▶ [PROMPT]:
Which of the lines below hold "version"? Please return each one.

[[ PROVIDED MATERIAL, beginning ]]

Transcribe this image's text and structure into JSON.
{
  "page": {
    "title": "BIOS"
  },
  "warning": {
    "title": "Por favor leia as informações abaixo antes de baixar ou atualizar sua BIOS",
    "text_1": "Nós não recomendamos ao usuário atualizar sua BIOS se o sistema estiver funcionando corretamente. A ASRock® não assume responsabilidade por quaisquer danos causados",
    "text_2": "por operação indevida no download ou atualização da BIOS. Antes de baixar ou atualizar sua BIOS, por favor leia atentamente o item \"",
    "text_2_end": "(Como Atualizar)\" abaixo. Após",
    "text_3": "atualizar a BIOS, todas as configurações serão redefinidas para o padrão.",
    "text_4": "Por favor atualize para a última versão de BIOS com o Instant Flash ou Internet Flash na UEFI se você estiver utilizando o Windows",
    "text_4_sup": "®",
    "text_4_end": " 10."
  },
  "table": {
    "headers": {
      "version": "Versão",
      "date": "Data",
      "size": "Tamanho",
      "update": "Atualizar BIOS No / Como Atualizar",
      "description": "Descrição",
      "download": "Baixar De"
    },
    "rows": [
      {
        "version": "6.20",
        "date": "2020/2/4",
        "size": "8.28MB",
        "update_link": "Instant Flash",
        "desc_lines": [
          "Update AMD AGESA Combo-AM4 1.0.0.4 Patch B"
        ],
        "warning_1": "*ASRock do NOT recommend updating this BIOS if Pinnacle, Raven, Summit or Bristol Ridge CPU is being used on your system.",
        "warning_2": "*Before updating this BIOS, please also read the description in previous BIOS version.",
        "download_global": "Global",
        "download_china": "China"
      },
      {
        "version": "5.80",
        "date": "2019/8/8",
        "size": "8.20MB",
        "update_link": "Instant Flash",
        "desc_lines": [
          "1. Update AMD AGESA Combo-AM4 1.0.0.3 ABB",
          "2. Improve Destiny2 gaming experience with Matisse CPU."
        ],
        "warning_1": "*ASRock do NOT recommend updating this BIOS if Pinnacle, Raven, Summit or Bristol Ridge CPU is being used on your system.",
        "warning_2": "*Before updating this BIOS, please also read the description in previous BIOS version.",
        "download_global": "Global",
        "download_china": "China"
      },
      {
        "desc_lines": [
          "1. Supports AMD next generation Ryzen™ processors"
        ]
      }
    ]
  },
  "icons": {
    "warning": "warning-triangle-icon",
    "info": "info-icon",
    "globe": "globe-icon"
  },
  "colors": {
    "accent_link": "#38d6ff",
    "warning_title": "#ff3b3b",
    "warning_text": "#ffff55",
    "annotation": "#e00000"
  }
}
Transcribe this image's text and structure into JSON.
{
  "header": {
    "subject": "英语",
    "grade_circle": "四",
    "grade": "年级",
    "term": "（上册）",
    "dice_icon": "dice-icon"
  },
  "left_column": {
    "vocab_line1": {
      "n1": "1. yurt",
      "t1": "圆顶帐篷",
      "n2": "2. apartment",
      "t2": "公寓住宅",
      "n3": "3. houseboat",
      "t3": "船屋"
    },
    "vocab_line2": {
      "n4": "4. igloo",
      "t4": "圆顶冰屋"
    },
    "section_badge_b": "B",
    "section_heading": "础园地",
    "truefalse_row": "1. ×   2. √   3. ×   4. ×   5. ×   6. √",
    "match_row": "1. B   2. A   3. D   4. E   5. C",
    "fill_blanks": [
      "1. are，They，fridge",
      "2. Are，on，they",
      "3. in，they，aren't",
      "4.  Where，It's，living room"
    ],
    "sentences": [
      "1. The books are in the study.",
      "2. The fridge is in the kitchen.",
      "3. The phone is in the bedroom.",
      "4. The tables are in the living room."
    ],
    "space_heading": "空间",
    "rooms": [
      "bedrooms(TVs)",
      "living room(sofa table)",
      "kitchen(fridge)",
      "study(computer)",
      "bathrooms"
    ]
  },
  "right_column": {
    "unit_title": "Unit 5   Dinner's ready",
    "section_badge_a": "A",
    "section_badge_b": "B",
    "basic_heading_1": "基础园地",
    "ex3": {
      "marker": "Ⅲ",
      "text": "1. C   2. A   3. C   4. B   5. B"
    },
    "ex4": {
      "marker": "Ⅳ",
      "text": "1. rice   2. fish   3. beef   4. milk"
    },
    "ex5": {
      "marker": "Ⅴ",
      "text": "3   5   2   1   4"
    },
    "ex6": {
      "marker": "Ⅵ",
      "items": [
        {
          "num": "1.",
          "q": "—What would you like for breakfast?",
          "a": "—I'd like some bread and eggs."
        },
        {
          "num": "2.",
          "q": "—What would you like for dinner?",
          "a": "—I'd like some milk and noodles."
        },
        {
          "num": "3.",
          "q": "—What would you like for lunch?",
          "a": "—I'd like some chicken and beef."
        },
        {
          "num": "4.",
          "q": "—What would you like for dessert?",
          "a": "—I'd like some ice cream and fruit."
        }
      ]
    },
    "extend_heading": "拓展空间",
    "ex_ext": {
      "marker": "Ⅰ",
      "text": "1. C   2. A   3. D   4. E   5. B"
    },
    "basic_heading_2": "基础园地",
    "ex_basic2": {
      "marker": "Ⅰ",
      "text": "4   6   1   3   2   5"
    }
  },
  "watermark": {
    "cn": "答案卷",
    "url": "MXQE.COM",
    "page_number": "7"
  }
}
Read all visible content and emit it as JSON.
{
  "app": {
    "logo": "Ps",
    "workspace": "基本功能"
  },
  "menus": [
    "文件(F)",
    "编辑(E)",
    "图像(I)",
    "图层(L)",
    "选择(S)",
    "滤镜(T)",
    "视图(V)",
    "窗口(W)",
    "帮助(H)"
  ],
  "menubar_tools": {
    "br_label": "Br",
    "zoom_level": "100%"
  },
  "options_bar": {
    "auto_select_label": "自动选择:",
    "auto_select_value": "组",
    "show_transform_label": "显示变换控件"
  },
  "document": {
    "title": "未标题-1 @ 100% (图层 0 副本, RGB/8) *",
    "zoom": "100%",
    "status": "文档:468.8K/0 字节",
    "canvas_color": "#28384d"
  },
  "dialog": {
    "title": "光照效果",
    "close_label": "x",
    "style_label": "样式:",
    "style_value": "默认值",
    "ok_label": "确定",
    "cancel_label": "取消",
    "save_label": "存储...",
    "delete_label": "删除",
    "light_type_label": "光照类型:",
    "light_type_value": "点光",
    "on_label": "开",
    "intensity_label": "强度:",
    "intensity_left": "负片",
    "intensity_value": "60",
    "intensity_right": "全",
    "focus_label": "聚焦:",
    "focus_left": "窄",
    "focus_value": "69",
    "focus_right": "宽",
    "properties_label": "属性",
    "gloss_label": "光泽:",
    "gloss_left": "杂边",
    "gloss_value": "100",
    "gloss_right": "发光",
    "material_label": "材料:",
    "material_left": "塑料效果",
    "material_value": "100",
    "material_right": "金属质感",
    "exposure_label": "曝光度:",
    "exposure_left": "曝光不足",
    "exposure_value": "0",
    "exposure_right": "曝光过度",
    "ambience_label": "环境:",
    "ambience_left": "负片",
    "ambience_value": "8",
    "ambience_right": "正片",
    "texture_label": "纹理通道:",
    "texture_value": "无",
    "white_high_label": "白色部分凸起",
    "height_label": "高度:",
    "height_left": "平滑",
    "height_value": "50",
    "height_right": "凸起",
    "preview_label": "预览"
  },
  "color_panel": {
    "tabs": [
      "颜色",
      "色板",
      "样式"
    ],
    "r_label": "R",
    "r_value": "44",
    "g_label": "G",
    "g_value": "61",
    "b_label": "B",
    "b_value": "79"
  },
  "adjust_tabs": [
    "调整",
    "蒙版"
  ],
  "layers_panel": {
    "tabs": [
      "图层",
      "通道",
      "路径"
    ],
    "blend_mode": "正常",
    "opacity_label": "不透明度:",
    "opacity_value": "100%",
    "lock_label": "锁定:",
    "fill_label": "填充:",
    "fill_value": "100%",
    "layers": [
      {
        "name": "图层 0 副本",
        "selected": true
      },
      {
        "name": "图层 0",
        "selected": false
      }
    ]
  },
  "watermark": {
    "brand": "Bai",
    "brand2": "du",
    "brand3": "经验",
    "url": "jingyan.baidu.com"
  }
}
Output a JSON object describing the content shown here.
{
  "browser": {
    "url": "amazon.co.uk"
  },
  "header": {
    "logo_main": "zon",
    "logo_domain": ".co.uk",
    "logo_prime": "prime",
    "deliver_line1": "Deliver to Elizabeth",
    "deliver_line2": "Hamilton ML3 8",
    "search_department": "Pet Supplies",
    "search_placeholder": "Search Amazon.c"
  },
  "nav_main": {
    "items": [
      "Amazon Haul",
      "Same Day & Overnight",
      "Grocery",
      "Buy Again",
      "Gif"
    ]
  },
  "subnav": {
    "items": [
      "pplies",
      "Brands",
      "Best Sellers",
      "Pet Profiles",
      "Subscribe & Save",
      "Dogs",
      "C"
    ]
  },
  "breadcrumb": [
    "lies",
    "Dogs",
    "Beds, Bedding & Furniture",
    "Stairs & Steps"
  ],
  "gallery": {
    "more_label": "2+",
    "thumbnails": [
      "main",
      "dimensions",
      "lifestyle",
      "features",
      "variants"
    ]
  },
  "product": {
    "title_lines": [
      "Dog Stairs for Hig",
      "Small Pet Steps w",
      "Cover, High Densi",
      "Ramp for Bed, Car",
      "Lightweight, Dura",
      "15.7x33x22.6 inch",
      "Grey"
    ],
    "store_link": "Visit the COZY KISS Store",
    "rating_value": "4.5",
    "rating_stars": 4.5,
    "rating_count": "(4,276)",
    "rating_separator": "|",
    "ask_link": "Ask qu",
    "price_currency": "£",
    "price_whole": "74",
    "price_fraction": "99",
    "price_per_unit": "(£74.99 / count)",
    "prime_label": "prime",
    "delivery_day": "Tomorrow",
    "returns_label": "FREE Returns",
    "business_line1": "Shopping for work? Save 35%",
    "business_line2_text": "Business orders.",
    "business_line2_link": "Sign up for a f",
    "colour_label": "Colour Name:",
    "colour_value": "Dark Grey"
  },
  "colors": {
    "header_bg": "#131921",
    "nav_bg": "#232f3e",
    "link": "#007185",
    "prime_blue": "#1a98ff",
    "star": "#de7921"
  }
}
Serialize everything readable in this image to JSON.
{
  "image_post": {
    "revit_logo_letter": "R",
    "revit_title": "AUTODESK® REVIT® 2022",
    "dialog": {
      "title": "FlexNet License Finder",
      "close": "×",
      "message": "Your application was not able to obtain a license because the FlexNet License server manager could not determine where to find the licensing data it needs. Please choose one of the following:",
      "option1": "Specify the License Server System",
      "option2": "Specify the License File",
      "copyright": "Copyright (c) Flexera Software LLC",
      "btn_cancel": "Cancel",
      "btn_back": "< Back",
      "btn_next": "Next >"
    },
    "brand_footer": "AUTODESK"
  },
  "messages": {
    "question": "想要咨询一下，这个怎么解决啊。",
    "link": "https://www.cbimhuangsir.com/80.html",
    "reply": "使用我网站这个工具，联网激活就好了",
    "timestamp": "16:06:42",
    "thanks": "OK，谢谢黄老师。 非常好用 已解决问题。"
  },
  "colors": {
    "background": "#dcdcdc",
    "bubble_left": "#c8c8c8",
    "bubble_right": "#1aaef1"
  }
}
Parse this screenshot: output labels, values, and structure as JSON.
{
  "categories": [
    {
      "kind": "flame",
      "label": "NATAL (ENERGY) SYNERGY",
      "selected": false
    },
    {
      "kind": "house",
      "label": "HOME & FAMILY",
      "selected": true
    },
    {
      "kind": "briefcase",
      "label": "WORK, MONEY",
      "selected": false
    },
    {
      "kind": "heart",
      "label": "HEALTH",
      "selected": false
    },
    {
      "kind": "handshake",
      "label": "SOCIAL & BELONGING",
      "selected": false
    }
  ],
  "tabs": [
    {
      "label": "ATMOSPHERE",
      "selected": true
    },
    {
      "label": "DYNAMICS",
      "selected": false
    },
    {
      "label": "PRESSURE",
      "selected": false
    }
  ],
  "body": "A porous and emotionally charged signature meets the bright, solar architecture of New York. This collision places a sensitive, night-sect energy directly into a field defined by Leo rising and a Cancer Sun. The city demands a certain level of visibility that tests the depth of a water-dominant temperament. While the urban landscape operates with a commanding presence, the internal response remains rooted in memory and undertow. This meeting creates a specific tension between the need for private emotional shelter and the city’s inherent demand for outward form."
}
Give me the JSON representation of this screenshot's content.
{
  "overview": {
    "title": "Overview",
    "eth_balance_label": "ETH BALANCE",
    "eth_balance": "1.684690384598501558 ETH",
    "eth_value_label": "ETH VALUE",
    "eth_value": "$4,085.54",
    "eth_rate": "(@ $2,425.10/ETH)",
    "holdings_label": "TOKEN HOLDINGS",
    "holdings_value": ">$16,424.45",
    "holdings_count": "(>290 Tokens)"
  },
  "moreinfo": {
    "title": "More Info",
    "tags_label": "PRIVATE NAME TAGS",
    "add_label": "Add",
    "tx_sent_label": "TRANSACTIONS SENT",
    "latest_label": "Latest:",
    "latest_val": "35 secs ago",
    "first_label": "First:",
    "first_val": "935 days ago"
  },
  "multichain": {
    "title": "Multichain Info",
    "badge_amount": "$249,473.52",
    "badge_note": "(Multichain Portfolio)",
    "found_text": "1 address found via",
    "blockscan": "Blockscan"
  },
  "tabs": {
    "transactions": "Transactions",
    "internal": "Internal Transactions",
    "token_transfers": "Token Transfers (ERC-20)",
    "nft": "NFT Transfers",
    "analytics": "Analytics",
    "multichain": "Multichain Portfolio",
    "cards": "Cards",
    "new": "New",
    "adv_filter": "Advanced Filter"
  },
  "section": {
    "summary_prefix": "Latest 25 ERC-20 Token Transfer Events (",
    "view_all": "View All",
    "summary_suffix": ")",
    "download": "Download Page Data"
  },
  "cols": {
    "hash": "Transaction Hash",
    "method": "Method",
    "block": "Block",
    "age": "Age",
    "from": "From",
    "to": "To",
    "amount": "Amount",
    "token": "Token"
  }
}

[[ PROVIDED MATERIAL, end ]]

▶ [EXERCISE RESULT]:
      "version": "Versão",
        "version": "6.20",
        "warning_2": "*Before updating this BIOS, please also read the description in previous BIOS version.",
        "version": "5.80",
        "warning_2": "*Before updating this BIOS, please also read the description in previous BIOS version.",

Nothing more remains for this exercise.